The Effects of Addiction on our Friendships

Those of us struggling with addiction and mental illness are no strangers to isolation. We isolate ourselves from the outside world and from the people who care about us. Often our isolation comes from a place of fear. We fear being judged and rejected. We fear being confronted on our issues. We fear leaving our comfort zone and pushing ourselves to do the difficult work of recovery. When we isolate ourselves, we miss out on all the wonderful benefits of friendship. We lose the opportunity to love and be loved, to help others and be helped by them.

Throughout the course of our struggles with addiction, we tend to accrue all kinds of relationship issues. We experience intense interpersonal conflict, painful endings to our important relationships, and burned bridges full of anxiety and frustration. When we haven’t learned how to have healthy relationships with other people and when we haven’t found a sense of inner peace within ourselves, it’s impossible to have peace with others. We come to associate friendship with difficulty, stress, effort and overwhelm. Many of us start to believe that the difficulty isn’t worth it in the end, so we stop trying. We resign ourselves to being alone, and we think we don’t need other people in our lives.

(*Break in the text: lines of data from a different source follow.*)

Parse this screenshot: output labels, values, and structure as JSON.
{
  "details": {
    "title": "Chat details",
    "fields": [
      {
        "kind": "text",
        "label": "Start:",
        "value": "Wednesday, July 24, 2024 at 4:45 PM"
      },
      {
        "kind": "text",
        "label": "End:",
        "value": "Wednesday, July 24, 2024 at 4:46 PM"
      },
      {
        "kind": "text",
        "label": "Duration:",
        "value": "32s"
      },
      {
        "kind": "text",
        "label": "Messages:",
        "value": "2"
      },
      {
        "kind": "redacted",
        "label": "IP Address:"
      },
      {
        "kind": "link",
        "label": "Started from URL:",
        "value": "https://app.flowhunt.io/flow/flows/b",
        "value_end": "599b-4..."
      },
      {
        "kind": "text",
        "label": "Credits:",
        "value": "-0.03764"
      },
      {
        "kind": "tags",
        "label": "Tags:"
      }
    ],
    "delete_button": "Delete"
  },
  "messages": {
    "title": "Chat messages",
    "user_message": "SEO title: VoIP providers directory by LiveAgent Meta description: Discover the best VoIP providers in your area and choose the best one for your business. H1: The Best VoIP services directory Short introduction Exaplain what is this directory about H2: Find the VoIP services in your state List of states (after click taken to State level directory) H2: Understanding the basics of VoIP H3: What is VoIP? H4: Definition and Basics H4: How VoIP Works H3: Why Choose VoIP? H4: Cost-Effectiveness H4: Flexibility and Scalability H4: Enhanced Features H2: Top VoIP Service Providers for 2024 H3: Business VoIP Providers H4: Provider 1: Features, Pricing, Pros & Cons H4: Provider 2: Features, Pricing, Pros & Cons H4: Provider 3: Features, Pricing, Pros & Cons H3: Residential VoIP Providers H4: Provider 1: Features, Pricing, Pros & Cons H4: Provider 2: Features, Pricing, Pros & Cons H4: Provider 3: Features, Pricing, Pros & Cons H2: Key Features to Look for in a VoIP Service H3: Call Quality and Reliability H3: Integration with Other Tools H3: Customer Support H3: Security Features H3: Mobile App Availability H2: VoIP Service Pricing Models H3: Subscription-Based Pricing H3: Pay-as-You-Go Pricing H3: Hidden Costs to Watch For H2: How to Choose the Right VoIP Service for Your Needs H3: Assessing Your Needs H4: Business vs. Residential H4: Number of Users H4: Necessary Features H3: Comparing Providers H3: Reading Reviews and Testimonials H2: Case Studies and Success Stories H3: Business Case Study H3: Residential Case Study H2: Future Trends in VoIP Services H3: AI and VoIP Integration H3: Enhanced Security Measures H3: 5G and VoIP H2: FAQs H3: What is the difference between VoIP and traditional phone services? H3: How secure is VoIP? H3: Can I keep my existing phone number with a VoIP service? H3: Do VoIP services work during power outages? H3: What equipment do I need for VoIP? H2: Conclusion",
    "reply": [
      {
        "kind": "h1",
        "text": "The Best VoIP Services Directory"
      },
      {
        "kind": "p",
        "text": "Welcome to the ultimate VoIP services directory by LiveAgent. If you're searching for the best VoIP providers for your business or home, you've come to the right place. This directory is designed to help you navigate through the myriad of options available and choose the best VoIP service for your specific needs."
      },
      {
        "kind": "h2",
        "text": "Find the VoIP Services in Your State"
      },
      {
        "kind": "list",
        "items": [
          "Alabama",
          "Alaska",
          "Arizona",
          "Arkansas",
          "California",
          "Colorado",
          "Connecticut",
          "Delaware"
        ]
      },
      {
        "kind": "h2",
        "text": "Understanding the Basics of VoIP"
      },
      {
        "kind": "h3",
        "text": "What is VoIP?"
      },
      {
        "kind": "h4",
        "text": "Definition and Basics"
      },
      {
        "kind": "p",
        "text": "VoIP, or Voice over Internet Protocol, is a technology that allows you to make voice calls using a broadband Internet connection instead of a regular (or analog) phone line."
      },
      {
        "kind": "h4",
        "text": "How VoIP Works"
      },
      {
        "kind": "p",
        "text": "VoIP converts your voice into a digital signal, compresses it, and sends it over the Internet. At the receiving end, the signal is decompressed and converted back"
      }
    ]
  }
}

Our friendships are like reflections of us. Just like our other relationships, they can mirror back to us our wounds, our fears and our unresolved pain. When we have issues within us that have yet to be healed, we often direct them towards other people and they become issues in our relationships. We create conflict out of our own unresolved personal problems. We transfer our pain onto the people closest to us. We often are in denial about the severity of our pain and choose to turn a blind eye to it, focusing instead on the drama of our relationships because it can provide a form of temporary escape. Our issues with our friends can be easier to handle than the deep pain we’re trying to avoid within us. As our issues intensify, many of us decide we don’t want to deal with them anymore, and we separate ourselves entirely, breaking off friendships that took years to build. We convince ourselves we’re better off without them, and even though we miss them, we keep our distance. Our relationships often become another casualty of our addiction.

At Enlightened Solutions, our treatment programs include therapy, spiritual care, mentoring, holistic healing and trauma support, to help you heal yourself and your relationships. Call (833) 801-LIVE today.